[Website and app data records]
---

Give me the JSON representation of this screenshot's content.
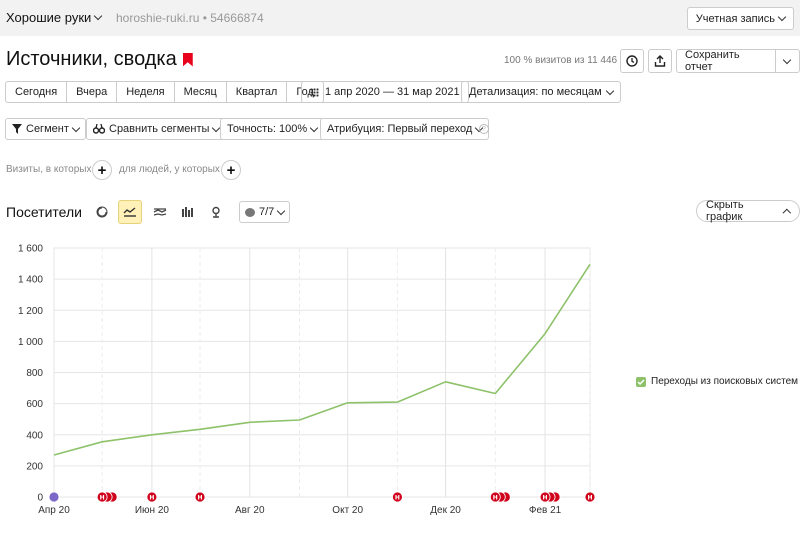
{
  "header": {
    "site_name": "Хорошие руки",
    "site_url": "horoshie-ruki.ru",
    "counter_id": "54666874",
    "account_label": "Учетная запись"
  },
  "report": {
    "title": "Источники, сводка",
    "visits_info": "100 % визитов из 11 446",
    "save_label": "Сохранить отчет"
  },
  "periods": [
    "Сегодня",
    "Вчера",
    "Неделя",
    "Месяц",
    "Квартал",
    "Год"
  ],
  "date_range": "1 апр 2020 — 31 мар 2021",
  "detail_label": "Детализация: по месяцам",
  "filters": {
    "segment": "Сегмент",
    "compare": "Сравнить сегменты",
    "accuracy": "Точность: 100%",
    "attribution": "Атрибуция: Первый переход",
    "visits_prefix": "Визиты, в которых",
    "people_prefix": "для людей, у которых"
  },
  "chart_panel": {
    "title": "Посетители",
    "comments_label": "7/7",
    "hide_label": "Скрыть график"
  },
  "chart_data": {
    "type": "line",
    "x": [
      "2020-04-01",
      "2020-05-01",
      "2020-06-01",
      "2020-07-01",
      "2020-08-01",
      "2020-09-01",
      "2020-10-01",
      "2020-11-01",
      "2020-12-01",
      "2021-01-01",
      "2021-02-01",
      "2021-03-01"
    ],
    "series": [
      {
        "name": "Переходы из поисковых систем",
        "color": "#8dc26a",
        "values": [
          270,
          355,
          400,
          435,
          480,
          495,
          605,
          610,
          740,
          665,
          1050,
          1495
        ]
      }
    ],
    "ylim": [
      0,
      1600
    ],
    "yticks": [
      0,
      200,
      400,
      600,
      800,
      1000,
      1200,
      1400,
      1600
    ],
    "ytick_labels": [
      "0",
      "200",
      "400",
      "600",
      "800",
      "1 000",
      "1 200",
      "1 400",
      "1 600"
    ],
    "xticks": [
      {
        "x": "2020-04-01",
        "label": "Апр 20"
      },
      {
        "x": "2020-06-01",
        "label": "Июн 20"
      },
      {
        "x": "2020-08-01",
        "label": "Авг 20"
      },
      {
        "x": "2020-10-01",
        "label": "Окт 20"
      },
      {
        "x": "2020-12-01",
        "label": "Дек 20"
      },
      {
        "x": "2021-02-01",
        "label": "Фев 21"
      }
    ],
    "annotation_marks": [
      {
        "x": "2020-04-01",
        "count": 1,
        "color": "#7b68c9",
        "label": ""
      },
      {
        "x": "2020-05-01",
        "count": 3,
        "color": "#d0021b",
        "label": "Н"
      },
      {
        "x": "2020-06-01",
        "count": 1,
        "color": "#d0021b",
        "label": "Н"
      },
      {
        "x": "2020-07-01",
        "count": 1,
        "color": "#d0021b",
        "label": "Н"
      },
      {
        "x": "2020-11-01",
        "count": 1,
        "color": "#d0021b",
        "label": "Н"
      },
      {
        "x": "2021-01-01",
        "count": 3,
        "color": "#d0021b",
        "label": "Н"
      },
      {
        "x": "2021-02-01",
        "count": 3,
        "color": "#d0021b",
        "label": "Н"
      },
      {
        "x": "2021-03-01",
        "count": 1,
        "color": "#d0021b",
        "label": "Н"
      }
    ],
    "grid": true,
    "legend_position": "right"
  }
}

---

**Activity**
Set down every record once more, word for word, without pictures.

**Solution for this exercise**
Give me the JSON representation of this screenshot's content.
{
  "header": {
    "site_name": "Хорошие руки",
    "site_url": "horoshie-ruki.ru",
    "counter_id": "54666874",
    "account_label": "Учетная запись"
  },
  "report": {
    "title": "Источники, сводка",
    "visits_info": "100 % визитов из 11 446",
    "save_label": "Сохранить отчет"
  },
  "periods": [
    "Сегодня",
    "Вчера",
    "Неделя",
    "Месяц",
    "Квартал",
    "Год"
  ],
  "date_range": "1 апр 2020 — 31 мар 2021",
  "detail_label": "Детализация: по месяцам",
  "filters": {
    "segment": "Сегмент",
    "compare": "Сравнить сегменты",
    "accuracy": "Точность: 100%",
    "attribution": "Атрибуция: Первый переход",
    "visits_prefix": "Визиты, в которых",
    "people_prefix": "для людей, у которых"
  },
  "chart_panel": {
    "title": "Посетители",
    "comments_label": "7/7",
    "hide_label": "Скрыть график"
  },
  "chart_data": {
    "type": "line",
    "x": [
      "2020-04-01",
      "2020-05-01",
      "2020-06-01",
      "2020-07-01",
      "2020-08-01",
      "2020-09-01",
      "2020-10-01",
      "2020-11-01",
      "2020-12-01",
      "2021-01-01",
      "2021-02-01",
      "2021-03-01"
    ],
    "series": [
      {
        "name": "Переходы из поисковых систем",
        "color": "#8dc26a",
        "values": [
          270,
          355,
          400,
          435,
          480,
          495,
          605,
          610,
          740,
          665,
          1050,
          1495
        ]
      }
    ],
    "ylim": [
      0,
      1600
    ],
    "yticks": [
      0,
      200,
      400,
      600,
      800,
      1000,
      1200,
      1400,
      1600
    ],
    "ytick_labels": [
      "0",
      "200",
      "400",
      "600",
      "800",
      "1 000",
      "1 200",
      "1 400",
      "1 600"
    ],
    "xticks": [
      {
        "x": "2020-04-01",
        "label": "Апр 20"
      },
      {
        "x": "2020-06-01",
        "label": "Июн 20"
      },
      {
        "x": "2020-08-01",
        "label": "Авг 20"
      },
      {
        "x": "2020-10-01",
        "label": "Окт 20"
      },
      {
        "x": "2020-12-01",
        "label": "Дек 20"
      },
      {
        "x": "2021-02-01",
        "label": "Фев 21"
      }
    ],
    "annotation_marks": [
      {
        "x": "2020-04-01",
        "count": 1,
        "color": "#7b68c9",
        "label": ""
      },
      {
        "x": "2020-05-01",
        "count": 3,
        "color": "#d0021b",
        "label": "Н"
      },
      {
        "x": "2020-06-01",
        "count": 1,
        "color": "#d0021b",
        "label": "Н"
      },
      {
        "x": "2020-07-01",
        "count": 1,
        "color": "#d0021b",
        "label": "Н"
      },
      {
        "x": "2020-11-01",
        "count": 1,
        "color": "#d0021b",
        "label": "Н"
      },
      {
        "x": "2021-01-01",
        "count": 3,
        "color": "#d0021b",
        "label": "Н"
      },
      {
        "x": "2021-02-01",
        "count": 3,
        "color": "#d0021b",
        "label": "Н"
      },
      {
        "x": "2021-03-01",
        "count": 1,
        "color": "#d0021b",
        "label": "Н"
      }
    ],
    "grid": true,
    "legend_position": "right"
  }
}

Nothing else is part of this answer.